The drama did not begin as an artistic product. It had no intention of being artistic.
Its intention was strictly honourable, but evolution reigns ererywhere. Everything begins as something else, and every claim of art has begun out of religion. The first drama was a religious dance.
When Wagner re-united the arts he only reunited what evolution had put asunder.
The first drama was not art, but reality.
Schiller says that art is the outcome of the play of impulse. It is the overflow of energy
not exhausted in the struggle for existence.
Children with nothing to do play at keeping school: the thing in itself is no joke.
The Puritan revulsion against art is based upon a true instinct. Stupid people are often
right upon wrong grounds.
The beautiful may not be useful as literature, as Socrates says, but the beautiful cannot help being the useful.
By the irony of things the churchgoer often takes his sermon as art, something to be enjoyed and criticised, not something to be acted upon.
Simulation without stimulation is the secret of the dreariness of much modern realism.
A novelist is too often tempted to parade his own person, as most notably in Trilby.
But Du Maurier was only following Thackeray, who, in Vanity Fair, said: “Come, children, let us shut up the box and the puppets, for our play is played out.”
A good play must have life-likeness, unity and vitalising or stimulating power. In other
words, it should simulate, stimulate and concentrate.
The nearer you approach to reality the further you depart from art.
No two lovers ever spoke like Romeo and Juliet before Shakespeare. Greek statues are cold and colourless, the better to bring out the beauty of pure form.
In fiction everything is true except names and dates: in history nothing is true except names and dates.
The old actors are dead and buried, but the plays are dead and printed.
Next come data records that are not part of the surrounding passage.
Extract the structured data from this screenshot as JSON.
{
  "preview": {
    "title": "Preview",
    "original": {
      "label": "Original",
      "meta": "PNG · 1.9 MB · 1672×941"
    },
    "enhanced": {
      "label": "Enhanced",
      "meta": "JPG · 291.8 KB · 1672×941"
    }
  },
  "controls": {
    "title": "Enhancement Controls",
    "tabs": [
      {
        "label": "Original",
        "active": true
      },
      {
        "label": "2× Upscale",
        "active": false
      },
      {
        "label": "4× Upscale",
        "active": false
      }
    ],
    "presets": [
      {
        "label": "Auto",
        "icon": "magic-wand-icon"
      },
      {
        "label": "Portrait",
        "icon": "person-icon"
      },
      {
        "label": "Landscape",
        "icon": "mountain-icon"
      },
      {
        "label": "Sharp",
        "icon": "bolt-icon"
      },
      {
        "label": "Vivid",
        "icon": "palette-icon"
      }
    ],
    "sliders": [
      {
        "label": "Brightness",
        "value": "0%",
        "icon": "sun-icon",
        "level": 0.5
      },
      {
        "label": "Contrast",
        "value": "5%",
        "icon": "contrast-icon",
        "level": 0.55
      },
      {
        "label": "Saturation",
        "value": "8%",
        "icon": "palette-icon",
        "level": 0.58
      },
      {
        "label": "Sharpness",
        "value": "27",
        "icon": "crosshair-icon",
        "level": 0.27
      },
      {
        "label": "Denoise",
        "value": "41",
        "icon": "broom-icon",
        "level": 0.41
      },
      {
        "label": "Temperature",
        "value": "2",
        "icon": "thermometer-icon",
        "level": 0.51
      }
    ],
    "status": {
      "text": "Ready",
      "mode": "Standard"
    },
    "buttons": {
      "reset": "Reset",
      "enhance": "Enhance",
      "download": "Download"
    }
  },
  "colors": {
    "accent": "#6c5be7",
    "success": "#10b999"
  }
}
You can buy
them at the price of eggs, twenty-five cents a dozen, and they are mostly bad.
Art may have a license denied to life.
The best two plays since Shakespeare are The School for Scandal and She Stoops to Conquer.
Problem plays are often only essence plays. The term “problem” play is absurd. Art can never answer problems. Every form of art, then, has the right to exist. All that is necessary is life-likeness.
Shakespeare is no longer classic art. It is romantic art. Shakespeare’s art, in fact,
is Gothic art.
Many of Shakespeare’s play’s are rather dramatic novels than plays. In fact, Shakespeare simply followed the old novels that he stole from.
Othello is a great play, going forward with a strong dramatic movement, but many
of Shakespeare’s plays are bewildering when presented in the two hours’ traffic of the stage.
Ibsen’s ink often runs in the veins of his characters, but of his unity there can be no
Ibsen is a writer of parts, not plays.
The dramatic moment, known in life as “having it out”.
It is not tragedy that depresses. The quality of the emotion is the genuine test.
The invention of incident has never troubled the great writers.
Surprise is not an art emotion. You can be surprised but once, whereas a thing of beauty is a joy forever.
The French stage has never lost its literary tradition. We hare legitimised its children,
we have turned its intrigues into flirtations; but such virtue has its own reward.
The Greek stage asked only two boards and a passion; the English stage wants two sticks
and a wardrobe. The actor thinks the part is greater than the
The critic is of no effect at all. The critic comes at the heels of the new play barking or gamboling for joy. But this critic is often dishonest — a sort of taster between the manager and the public.
The modern receipt for a successful play is a paying compound of snivel, drivel and devil.